You love watching our daughters grow up. I can hear it in your voice when you greet them, chuckle under your breath at their antics (especially the younger one), and I notice the way your eyes twinkle watching them run, skip or dance down the aisles. Sometimes they interact with you adorably, and sometimes they’re not in the mood. They are real kids. I know how much my own mother, who lives at a distance from us, misses our kids and delights in seeing kids their ages at her own church. Our extended family in other states delight in the private family blog I keep up, watching the kids grow week by week via photos and videos, phone calls and visits. But you are the people we see in person every week. You remember when the little one was “Baby Jesus” in the Christmas pageant, and her big sister was a sheep. You’ve heard their “milestones” when one got glasses, they both got bunk beds, and celebrated their birthdays.
Still, I was nervous about Girl Scout cookie sales. My goals for this thing were our oldest daughter making eye contact and speaking to adults. This is a challenge for her. For several years she had a speech delay and I probably stepped in too often to speak for her, trying to alleviate embarrassment. Then when her little sister came along, she started using the distracting little one as a way to look away, and avoid engaging adults. Now she has to engage. When our girl stood up in our pew during announcements/milestones and announced that she’s selling Girl Scout cookies, our pastor noted how brave of her that was. Then after service, you all walked right towards her. She’d made 2 sales before we even had the change envelope ready. I took little sister upstairs where I was helping in her Sunday School class, and my husband helped our Brownie take the time and space she needed to do what she was determined to do, even though it was hard. He reported two things: Her whole face including her ears were flushed red with nervousness. And everyone was so patient and sweet with her. You love, watching our children grow up.
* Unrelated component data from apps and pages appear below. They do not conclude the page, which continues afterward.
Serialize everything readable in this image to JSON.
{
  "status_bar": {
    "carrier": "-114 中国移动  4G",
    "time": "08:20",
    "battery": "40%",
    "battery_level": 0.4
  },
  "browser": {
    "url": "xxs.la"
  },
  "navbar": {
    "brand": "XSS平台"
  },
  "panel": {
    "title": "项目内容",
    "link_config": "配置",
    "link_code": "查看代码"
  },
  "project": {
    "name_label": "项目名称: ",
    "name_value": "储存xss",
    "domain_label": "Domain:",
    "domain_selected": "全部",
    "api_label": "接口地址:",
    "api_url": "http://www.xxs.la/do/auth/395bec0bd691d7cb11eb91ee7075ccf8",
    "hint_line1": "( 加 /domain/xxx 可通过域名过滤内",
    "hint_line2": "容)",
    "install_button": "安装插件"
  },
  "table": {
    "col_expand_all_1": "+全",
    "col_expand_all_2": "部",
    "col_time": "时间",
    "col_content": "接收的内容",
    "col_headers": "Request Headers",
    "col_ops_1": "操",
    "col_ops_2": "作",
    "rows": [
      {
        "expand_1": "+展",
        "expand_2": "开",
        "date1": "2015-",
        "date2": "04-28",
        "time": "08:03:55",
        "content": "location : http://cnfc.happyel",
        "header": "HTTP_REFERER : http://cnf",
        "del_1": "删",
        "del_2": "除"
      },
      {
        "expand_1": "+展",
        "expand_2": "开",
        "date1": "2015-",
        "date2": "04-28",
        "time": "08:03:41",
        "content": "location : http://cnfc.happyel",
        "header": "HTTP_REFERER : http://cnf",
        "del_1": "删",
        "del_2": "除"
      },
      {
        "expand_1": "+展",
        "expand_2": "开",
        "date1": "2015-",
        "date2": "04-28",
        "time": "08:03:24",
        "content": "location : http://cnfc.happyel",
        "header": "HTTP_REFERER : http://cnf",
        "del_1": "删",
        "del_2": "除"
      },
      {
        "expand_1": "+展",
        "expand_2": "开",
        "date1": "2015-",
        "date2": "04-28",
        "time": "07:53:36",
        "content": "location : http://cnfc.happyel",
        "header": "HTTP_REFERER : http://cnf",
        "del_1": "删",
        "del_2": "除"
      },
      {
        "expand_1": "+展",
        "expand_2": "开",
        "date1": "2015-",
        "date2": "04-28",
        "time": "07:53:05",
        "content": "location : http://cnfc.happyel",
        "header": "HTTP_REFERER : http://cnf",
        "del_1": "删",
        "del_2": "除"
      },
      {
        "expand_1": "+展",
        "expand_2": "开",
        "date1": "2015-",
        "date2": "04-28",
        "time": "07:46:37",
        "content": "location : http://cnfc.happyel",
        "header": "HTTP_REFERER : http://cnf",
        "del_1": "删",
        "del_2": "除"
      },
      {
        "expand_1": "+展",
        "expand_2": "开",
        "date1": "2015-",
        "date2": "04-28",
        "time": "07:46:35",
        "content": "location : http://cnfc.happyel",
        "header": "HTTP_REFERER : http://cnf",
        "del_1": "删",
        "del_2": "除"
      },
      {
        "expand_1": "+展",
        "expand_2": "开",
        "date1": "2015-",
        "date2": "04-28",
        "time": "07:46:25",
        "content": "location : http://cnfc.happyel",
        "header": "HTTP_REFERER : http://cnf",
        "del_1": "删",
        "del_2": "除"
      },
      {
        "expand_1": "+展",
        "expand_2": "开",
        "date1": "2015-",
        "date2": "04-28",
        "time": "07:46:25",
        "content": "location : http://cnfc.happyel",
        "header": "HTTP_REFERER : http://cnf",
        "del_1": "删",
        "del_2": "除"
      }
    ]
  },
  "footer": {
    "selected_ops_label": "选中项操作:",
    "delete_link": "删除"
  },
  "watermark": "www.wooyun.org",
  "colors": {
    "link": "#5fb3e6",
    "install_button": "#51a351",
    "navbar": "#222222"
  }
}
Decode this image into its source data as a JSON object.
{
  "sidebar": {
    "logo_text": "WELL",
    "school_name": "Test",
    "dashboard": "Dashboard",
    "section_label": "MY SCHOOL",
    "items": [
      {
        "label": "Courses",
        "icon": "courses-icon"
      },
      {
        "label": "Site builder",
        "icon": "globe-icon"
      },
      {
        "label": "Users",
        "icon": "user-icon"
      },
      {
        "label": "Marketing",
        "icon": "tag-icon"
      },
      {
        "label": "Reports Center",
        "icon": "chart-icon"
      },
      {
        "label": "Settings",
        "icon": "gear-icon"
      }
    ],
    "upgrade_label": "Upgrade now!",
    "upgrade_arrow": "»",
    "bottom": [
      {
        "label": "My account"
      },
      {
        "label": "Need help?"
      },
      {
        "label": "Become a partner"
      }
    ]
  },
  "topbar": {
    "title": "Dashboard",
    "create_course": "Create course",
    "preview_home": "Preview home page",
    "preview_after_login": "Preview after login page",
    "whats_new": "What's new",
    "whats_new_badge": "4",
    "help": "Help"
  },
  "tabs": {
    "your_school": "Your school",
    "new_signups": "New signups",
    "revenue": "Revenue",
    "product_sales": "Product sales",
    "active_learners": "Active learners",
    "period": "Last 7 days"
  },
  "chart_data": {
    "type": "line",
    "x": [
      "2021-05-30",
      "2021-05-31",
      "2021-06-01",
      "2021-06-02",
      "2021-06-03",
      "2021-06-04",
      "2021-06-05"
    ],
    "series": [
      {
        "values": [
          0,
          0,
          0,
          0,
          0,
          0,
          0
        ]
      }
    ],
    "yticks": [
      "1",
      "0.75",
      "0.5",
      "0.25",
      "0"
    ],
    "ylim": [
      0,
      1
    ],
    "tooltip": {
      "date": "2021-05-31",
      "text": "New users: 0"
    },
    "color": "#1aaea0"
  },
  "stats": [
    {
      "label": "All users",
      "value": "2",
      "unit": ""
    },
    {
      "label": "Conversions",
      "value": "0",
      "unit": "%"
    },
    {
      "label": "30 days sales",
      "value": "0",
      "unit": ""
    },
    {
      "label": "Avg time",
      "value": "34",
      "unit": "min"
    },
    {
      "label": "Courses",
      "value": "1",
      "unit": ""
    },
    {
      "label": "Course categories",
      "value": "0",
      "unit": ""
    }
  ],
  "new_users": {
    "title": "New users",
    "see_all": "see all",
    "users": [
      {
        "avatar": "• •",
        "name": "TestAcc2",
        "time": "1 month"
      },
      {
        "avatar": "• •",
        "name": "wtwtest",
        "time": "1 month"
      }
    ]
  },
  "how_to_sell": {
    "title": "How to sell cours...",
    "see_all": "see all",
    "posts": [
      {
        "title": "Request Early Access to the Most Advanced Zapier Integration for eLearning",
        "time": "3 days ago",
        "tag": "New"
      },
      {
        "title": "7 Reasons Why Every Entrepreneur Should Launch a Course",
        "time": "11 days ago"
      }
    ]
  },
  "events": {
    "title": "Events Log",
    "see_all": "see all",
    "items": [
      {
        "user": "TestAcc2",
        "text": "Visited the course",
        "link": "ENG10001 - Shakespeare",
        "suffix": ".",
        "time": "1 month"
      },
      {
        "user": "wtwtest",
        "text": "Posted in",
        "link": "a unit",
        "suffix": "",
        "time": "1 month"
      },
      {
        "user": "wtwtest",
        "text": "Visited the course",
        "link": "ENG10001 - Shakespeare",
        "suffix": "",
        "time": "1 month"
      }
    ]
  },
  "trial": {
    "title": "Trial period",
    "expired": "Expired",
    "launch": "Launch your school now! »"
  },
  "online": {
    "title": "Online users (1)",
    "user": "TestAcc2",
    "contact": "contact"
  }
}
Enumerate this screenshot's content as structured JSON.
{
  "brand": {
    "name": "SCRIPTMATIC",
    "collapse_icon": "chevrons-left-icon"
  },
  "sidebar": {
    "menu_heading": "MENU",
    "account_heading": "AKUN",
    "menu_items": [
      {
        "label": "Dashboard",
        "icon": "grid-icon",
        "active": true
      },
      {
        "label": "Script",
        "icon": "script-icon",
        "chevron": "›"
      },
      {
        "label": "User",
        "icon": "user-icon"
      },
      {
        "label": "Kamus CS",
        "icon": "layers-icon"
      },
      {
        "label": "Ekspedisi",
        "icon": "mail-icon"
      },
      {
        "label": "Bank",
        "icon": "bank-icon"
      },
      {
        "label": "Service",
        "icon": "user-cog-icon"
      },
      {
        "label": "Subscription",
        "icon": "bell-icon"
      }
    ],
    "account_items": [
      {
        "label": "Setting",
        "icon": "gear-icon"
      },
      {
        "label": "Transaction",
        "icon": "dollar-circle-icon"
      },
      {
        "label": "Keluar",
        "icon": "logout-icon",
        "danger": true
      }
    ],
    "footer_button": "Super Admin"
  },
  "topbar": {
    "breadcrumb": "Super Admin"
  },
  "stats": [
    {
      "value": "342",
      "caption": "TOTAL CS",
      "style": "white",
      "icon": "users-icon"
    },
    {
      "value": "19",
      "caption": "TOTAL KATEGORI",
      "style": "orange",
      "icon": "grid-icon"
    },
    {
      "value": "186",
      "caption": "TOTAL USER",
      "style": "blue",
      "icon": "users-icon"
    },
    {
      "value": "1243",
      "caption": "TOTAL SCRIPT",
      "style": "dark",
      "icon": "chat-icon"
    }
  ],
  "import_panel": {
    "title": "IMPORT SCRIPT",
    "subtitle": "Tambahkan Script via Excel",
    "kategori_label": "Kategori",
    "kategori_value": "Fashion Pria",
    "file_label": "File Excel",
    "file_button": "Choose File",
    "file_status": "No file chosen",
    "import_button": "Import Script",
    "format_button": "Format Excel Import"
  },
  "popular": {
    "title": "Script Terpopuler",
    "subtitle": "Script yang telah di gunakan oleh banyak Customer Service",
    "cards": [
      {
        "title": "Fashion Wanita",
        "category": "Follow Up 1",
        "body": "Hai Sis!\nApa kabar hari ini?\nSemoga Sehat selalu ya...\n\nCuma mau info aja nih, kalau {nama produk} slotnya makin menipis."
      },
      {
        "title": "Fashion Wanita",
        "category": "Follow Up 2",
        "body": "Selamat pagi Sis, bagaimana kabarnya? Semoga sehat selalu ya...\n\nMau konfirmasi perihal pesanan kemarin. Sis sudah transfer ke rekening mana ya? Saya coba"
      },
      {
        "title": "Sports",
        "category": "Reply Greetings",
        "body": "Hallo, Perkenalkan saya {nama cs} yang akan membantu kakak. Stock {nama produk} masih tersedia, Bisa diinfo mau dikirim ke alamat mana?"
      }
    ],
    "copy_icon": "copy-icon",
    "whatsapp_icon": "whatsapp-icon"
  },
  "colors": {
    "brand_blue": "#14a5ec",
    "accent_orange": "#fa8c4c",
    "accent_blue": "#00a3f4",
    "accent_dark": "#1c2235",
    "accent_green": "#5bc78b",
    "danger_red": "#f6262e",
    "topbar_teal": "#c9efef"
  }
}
It seems silly for this to make my eyes well up with tears. But it is not just one day of selling Girl Scout cookies. You are a safe place for us to try things that are scary, to be cheered on in our joys and embraced when things fall apart. You delight in our children as they grow, and that has a cumulative effect on my tear ducts and all of our lives. This is love. We love you too.